(Page and application data records)
= = = =

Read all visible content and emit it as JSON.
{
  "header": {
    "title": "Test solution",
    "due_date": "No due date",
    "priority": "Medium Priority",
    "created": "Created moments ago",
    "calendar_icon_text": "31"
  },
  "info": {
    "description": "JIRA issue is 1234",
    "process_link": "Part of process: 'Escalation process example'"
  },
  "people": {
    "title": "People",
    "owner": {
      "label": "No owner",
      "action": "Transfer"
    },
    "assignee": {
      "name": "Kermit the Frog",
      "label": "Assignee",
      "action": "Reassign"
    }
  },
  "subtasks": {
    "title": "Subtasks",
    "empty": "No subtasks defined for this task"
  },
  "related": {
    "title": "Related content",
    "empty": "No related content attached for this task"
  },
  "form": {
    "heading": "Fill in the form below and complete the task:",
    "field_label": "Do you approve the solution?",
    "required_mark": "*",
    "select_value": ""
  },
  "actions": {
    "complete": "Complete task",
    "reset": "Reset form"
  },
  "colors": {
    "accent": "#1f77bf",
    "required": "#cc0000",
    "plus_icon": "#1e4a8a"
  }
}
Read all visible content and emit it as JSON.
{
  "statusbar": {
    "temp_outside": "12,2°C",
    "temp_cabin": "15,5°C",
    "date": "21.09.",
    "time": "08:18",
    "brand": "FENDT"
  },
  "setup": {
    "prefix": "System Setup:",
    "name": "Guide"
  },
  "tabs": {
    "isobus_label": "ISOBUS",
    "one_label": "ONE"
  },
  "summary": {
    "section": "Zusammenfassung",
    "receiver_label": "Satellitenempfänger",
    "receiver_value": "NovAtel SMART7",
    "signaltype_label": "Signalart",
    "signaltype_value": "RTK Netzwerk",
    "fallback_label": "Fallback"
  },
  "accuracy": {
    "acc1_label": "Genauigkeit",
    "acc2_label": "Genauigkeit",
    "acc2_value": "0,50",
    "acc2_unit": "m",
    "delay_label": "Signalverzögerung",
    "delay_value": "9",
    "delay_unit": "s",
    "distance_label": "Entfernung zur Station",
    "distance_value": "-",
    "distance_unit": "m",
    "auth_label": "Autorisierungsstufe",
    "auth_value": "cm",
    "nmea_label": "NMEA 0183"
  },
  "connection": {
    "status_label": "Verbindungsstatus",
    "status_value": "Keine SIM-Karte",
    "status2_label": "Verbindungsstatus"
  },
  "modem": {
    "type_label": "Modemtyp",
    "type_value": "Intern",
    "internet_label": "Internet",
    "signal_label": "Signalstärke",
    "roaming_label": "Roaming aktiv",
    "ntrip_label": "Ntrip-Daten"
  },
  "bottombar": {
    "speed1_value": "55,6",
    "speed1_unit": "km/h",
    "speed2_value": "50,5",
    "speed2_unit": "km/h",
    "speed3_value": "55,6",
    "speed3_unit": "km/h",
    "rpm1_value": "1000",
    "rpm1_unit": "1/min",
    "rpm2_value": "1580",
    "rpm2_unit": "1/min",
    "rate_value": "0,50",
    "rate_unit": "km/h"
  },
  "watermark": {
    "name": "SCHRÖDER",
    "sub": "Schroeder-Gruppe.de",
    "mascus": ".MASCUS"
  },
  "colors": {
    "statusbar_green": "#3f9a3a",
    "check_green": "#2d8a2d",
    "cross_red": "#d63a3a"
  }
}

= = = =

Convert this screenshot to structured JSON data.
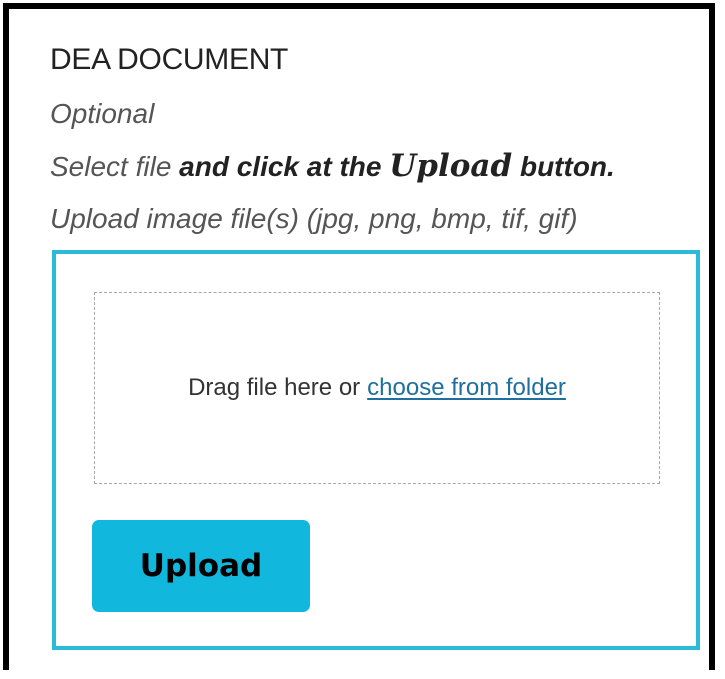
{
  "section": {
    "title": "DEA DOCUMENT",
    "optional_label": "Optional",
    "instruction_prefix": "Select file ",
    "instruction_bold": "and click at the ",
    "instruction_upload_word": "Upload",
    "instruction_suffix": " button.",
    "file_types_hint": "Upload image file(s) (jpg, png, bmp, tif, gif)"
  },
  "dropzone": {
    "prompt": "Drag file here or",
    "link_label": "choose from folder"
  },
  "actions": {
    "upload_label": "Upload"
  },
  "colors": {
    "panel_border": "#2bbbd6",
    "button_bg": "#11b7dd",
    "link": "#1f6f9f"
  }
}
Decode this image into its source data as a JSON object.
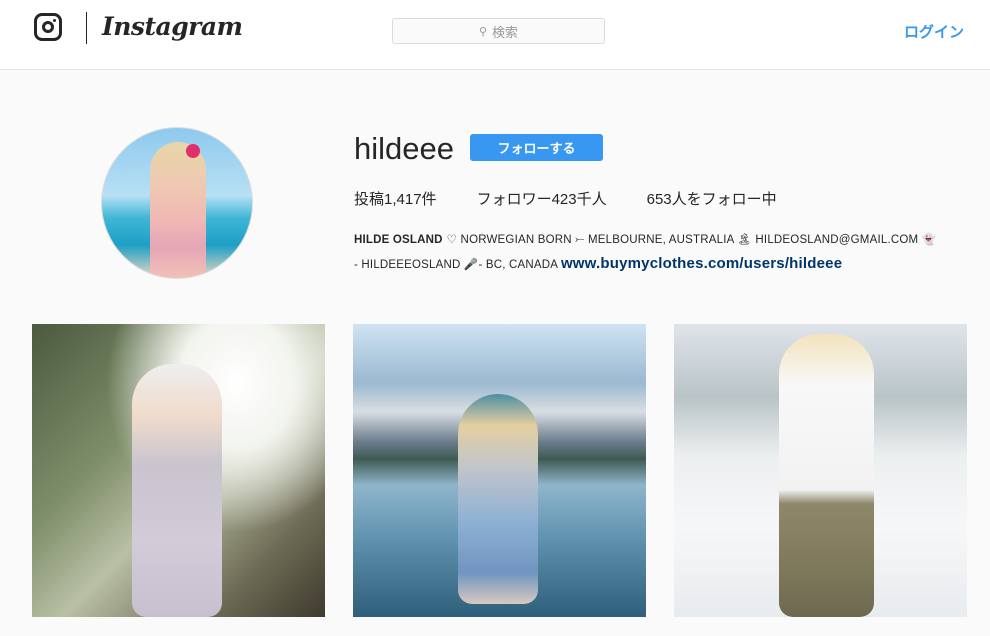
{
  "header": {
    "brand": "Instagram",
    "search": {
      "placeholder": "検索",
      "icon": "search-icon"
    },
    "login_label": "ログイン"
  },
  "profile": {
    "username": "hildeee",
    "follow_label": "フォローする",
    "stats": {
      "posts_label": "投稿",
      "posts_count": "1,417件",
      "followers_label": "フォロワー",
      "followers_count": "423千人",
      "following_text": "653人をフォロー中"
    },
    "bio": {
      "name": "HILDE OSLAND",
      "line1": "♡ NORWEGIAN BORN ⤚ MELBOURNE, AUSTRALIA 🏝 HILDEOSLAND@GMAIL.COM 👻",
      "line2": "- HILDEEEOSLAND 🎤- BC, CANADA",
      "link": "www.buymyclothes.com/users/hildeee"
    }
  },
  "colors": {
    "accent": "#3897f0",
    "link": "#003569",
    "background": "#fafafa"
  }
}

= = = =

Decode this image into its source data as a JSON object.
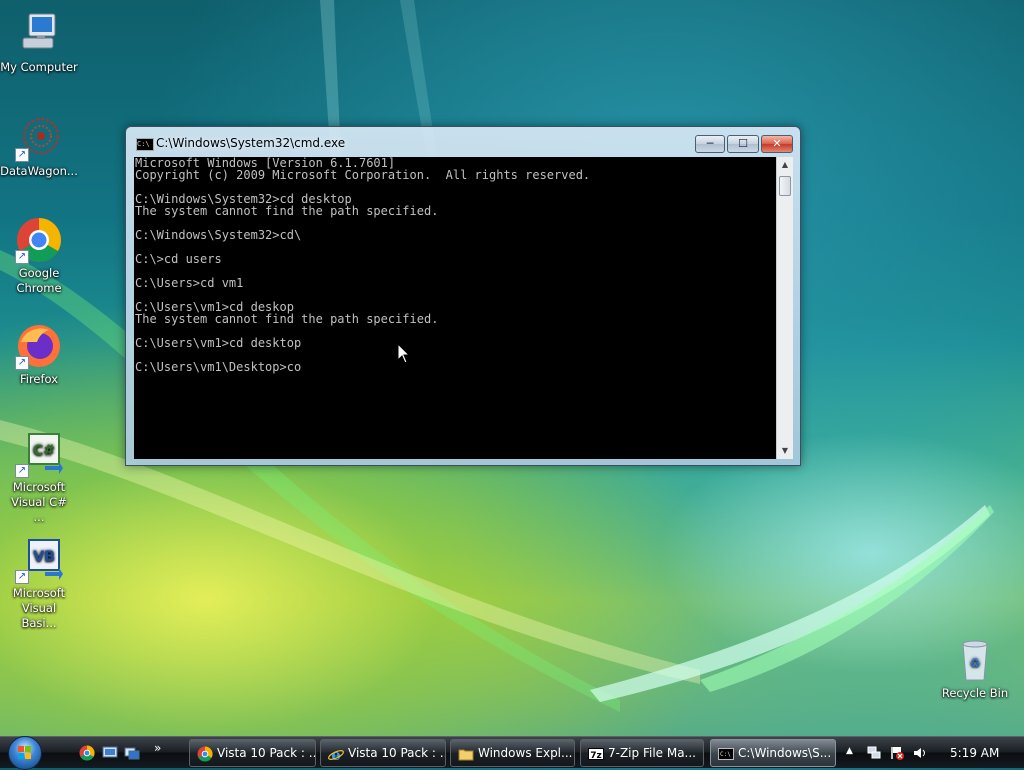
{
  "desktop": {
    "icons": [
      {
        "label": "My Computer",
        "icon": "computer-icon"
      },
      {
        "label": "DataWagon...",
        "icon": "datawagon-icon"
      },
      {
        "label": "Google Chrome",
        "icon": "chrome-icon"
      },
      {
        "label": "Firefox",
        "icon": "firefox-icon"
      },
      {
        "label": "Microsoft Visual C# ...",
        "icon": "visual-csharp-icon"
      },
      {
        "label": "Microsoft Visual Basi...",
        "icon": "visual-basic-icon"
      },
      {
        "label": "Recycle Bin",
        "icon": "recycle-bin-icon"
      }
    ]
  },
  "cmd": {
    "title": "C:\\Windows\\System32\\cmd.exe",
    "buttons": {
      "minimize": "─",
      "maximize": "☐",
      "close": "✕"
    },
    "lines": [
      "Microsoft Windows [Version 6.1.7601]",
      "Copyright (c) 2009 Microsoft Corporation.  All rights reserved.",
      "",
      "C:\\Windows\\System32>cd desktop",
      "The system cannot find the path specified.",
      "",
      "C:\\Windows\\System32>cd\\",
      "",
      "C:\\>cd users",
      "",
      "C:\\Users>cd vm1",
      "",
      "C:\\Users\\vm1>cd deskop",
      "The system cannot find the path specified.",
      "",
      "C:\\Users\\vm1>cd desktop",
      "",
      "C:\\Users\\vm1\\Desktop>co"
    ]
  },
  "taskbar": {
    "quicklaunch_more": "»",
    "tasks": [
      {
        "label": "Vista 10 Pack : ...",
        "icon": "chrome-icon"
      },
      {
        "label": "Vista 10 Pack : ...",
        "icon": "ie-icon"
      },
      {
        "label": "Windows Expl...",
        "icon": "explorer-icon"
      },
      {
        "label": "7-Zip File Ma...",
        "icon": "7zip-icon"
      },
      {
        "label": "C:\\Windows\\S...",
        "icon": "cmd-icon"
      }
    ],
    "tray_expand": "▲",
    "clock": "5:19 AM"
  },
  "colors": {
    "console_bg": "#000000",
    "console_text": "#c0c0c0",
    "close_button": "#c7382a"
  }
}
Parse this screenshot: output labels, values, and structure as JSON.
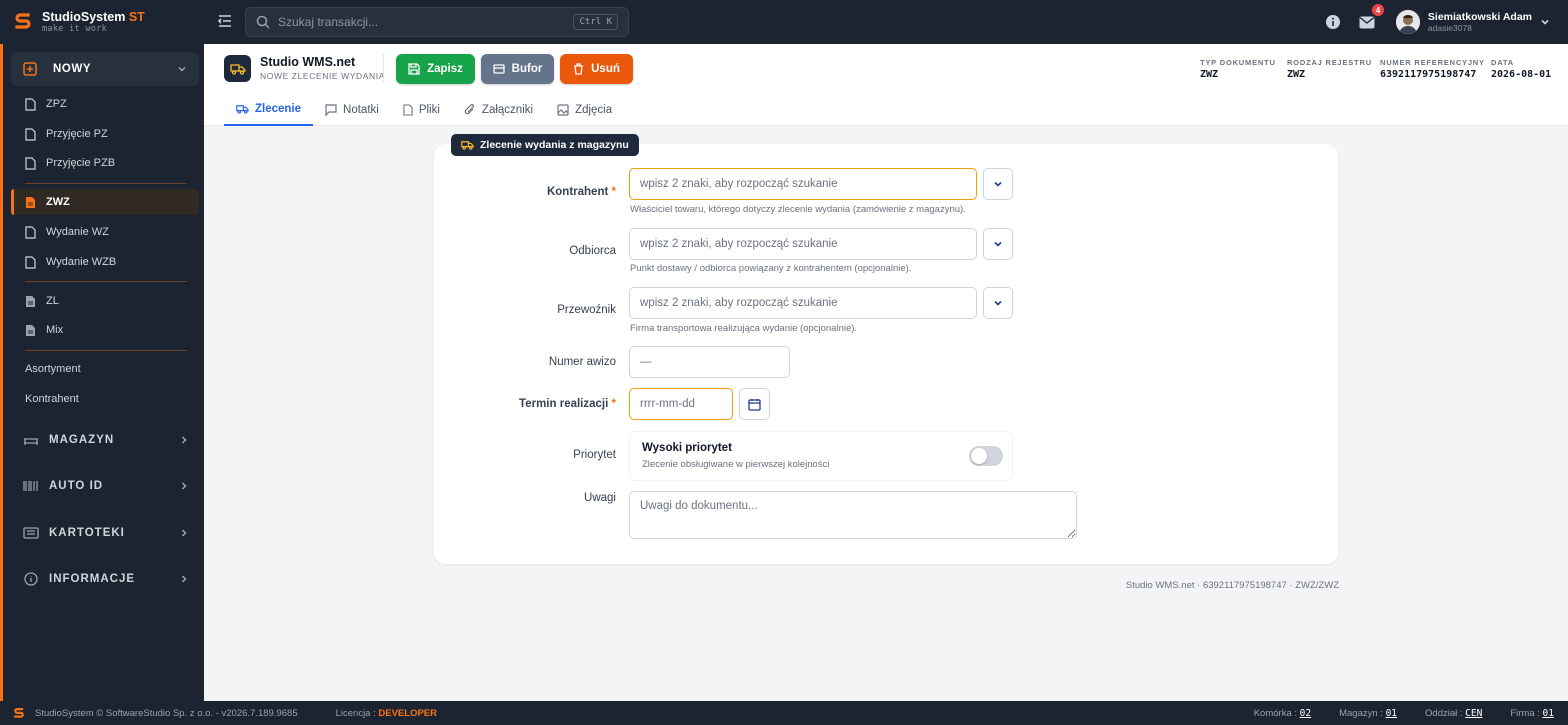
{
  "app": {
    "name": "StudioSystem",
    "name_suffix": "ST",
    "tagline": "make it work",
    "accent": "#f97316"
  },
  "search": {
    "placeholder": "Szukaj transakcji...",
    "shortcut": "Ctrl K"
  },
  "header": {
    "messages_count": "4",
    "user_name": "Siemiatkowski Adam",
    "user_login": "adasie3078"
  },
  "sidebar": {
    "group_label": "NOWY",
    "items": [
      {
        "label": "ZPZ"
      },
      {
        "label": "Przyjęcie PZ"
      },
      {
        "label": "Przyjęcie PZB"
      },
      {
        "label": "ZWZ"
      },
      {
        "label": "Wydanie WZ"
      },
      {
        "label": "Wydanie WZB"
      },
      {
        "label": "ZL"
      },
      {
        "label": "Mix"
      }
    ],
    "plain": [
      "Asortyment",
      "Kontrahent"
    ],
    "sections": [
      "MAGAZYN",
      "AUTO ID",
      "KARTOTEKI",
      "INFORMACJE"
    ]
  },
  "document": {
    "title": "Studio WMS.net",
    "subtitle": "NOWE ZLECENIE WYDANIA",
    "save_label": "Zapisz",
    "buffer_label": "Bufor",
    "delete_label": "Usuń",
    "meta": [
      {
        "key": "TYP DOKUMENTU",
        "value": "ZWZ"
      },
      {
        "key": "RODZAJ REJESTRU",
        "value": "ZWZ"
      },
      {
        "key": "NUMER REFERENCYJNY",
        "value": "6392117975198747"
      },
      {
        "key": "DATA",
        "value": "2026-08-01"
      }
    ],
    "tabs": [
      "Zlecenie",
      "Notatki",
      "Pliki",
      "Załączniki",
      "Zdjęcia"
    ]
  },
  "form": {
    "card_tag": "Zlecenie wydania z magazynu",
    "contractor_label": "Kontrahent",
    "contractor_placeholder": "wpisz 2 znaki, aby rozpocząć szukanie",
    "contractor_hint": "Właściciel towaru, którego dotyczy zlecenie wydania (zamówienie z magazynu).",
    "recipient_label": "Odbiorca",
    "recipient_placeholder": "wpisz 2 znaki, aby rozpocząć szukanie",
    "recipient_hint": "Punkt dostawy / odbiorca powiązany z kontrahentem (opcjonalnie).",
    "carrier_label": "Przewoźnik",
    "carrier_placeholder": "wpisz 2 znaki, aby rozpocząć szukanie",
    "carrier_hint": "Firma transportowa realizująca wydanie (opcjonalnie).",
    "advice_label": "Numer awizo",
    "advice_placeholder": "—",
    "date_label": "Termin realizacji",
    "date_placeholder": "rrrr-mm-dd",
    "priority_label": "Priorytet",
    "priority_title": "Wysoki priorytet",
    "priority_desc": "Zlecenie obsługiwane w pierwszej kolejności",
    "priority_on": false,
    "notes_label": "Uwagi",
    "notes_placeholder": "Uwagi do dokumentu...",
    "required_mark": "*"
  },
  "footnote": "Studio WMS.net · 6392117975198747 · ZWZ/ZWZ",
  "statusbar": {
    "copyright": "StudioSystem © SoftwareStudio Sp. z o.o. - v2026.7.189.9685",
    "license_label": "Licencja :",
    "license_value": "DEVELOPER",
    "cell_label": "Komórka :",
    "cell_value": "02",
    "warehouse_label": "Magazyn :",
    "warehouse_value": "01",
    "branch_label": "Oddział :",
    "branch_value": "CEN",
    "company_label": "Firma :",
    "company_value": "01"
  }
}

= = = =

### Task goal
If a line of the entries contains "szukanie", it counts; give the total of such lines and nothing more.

### Exercise response
3